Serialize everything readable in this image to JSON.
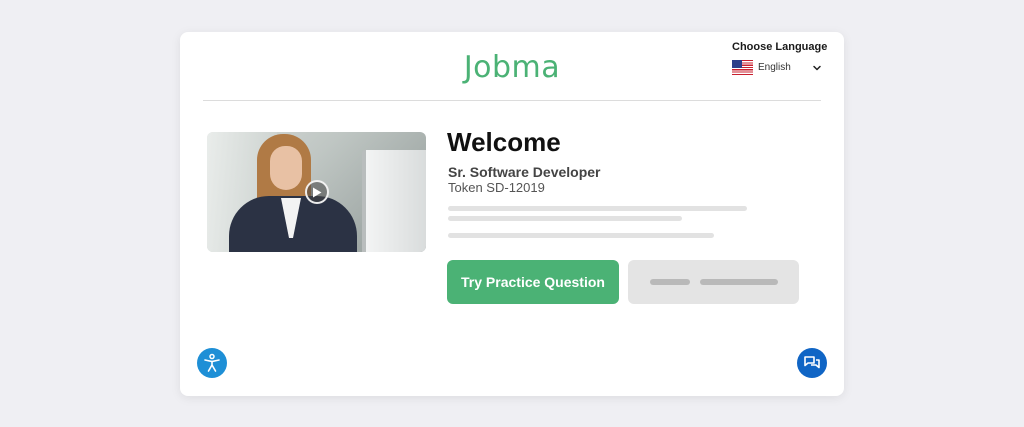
{
  "brand": {
    "logo_text": "Jobma",
    "color": "#4bb275"
  },
  "language": {
    "heading": "Choose Language",
    "selected": "English",
    "flag_icon": "us-flag-icon"
  },
  "intro": {
    "heading": "Welcome",
    "job_title": "Sr. Software Developer",
    "token": "Token SD-12019"
  },
  "video": {
    "play_icon": "play-icon"
  },
  "actions": {
    "primary_label": "Try Practice Question",
    "primary_color": "#4bb275",
    "secondary_color": "#e4e4e4"
  },
  "floating": {
    "accessibility_icon": "accessibility-icon",
    "accessibility_color": "#1e8fd6",
    "chat_icon": "chat-icon",
    "chat_color": "#1065c5"
  }
}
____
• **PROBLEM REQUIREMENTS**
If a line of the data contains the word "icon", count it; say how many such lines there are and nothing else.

• **WRITTEN RESPONSE**
4